The fourth reason is one we are all aware of: incentives lead to the gaming of results. All the accounting tricks in the book are utilised to deliver the payload. This often provokes a nerdy numbers battle as proxy advisors and companies fight it out to make their macho financial – and severely limited – case.
My fifth point is that incentives lead to a “what I earn defines me” mentality. All the other benefits and challenges of leadership tend to be sublimated beneath a final, annual number. Factors like the pride in leading an iconic Australian institution, of providing a happy, productive workplace, of genuinely meeting or exceeding customers’ needs (not manufactured wants) are in perennial support roles to the main act.
Finally, they encourage an almost deliberate blindness regarding overall pay quantum and the relativities therein – with even our regulators saying that quantum is not their focus.
And yet the incentive mindset is now so intractable a part of corporate leadership in Australia that its “rats in a lab” type philosophy has swamped HR practices. This has had a corrosive effect on corporate culture, as so clearly shown in the royal banking commission outcomes to date (and detailed in the APRA report into CBA released this week). There is voluminous and compelling research that demonstrates incentives actually diminish intrinsic motivation and frequently have unintended consequences.
None of this is to say there is no place for incentives in listed companies. They can be very effective for short-term, clearly defined objectives. And there is no doubt executives owning equity can provide alignment with at least the cohort of shareholders who own the stock for exactly the same time period. But to avoid future scandals in our financial services industry (and other sectors) the true impact of incentives at every level and function should be evaluated. They should be removed altogether from central/compliance functions so these can deliver frank and fearless advice without penalty.
And as for the “war for talent”? The executive labour market remains rife with artificial barriers to entry, as evidenced by the still-startling lack of diversity. Maybe if more leaders and staff were selected based on their demonstrated intrinsic motivation – and a lack of interest in incentives – we’d get sustainable growth in value rather than incentive-driven highs and their inevitable hangovers.

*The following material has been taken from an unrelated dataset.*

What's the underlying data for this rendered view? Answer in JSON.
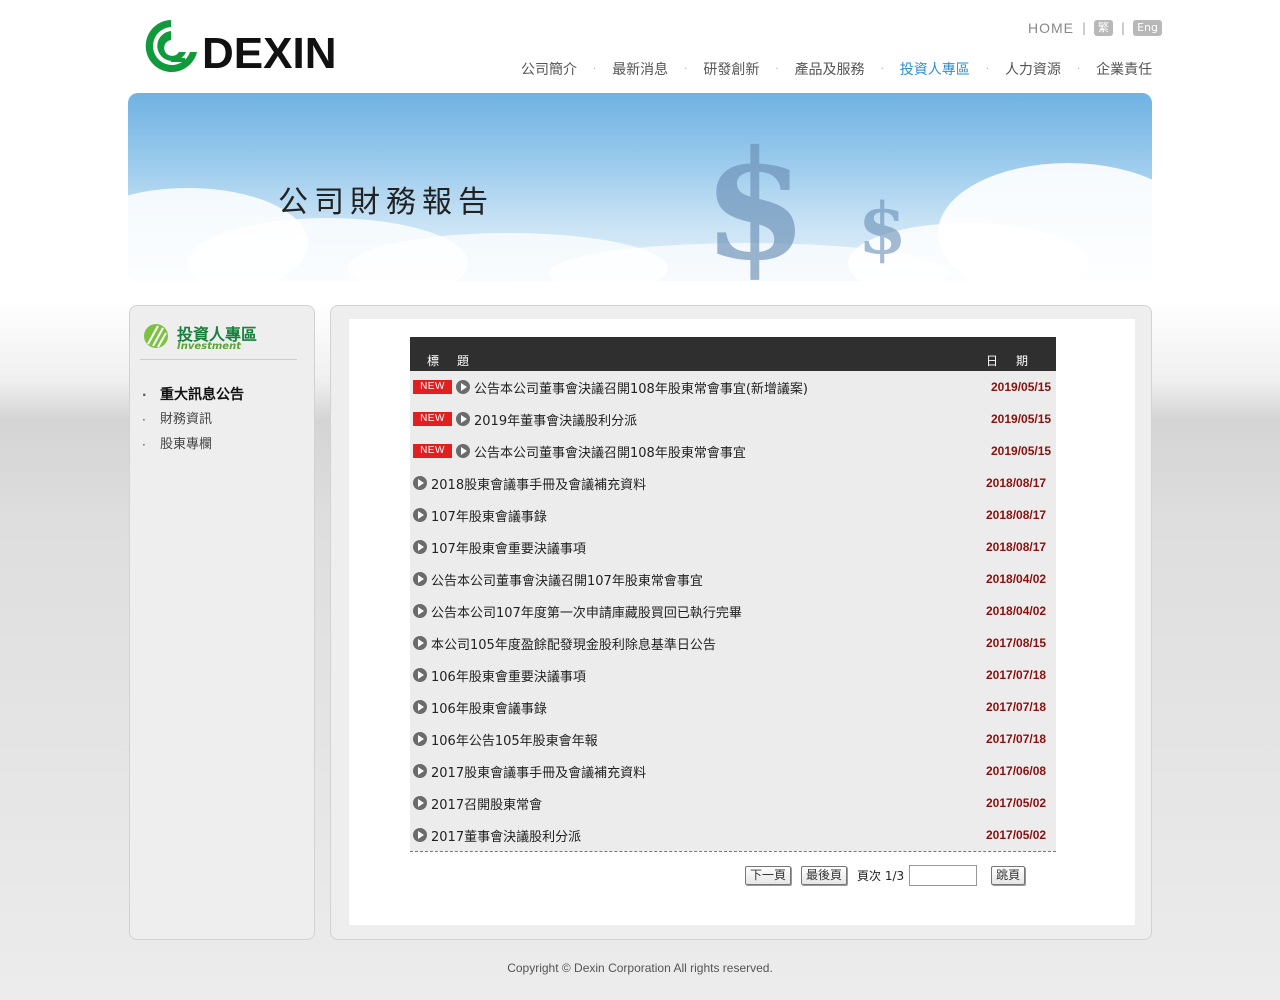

This story first appeared in the AFR and has been reproduced with the permission of the author.